Exercise objective:
Copy each line of the records below that has "Patrimoine" in it.

Study material:
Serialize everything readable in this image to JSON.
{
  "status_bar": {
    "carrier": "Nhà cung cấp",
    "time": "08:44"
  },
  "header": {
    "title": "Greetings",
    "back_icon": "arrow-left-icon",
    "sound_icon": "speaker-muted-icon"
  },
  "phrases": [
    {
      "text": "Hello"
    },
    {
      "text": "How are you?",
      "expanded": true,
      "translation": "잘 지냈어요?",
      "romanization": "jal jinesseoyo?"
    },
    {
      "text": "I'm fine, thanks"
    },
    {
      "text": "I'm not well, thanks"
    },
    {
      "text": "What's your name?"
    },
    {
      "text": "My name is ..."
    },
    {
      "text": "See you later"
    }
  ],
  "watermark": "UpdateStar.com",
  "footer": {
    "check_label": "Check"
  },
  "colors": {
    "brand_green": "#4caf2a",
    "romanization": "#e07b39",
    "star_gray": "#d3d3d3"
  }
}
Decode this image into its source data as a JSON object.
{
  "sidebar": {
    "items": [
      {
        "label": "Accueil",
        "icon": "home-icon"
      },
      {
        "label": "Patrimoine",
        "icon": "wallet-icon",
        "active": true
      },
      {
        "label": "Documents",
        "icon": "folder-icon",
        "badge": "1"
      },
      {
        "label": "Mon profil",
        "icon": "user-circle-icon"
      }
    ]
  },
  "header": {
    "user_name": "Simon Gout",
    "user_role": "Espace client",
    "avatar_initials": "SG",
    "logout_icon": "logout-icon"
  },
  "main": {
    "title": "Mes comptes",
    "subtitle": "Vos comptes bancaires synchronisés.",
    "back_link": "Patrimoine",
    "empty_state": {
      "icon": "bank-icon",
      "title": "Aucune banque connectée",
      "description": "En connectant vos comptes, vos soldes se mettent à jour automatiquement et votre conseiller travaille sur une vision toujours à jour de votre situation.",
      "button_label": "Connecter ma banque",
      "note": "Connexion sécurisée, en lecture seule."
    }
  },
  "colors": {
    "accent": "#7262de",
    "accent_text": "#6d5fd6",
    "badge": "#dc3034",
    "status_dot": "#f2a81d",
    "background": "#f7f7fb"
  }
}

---

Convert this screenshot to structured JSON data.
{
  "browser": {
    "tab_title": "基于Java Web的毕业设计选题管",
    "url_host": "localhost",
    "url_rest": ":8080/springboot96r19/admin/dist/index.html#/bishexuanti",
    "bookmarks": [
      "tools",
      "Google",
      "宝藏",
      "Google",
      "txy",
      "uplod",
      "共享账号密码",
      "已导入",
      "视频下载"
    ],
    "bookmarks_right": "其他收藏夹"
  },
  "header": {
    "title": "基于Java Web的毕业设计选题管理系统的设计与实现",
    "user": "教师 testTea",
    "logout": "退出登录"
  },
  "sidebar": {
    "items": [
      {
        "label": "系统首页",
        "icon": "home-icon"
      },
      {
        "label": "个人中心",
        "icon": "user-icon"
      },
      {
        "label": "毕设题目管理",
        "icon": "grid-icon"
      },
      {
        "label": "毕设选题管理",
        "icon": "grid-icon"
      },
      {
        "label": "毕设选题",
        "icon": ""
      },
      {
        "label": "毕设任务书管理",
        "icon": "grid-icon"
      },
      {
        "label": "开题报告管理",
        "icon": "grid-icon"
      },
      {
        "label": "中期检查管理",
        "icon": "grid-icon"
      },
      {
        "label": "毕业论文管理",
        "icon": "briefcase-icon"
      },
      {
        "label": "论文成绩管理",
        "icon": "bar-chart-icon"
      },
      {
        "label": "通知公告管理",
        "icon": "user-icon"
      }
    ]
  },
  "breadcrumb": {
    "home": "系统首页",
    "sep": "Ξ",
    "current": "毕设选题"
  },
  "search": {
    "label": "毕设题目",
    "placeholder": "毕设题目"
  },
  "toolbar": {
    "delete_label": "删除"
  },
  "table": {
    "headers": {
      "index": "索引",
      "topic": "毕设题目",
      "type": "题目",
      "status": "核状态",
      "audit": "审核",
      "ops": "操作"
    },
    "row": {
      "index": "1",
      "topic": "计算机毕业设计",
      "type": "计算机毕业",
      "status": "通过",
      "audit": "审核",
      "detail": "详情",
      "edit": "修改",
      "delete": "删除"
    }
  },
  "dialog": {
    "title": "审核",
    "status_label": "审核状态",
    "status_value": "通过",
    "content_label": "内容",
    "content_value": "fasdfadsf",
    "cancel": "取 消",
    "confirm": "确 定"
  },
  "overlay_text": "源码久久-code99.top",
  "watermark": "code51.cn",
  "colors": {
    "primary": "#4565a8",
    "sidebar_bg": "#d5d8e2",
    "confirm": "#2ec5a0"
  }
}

Answer space:
        "label": "Patrimoine",
    "back_link": "Patrimoine",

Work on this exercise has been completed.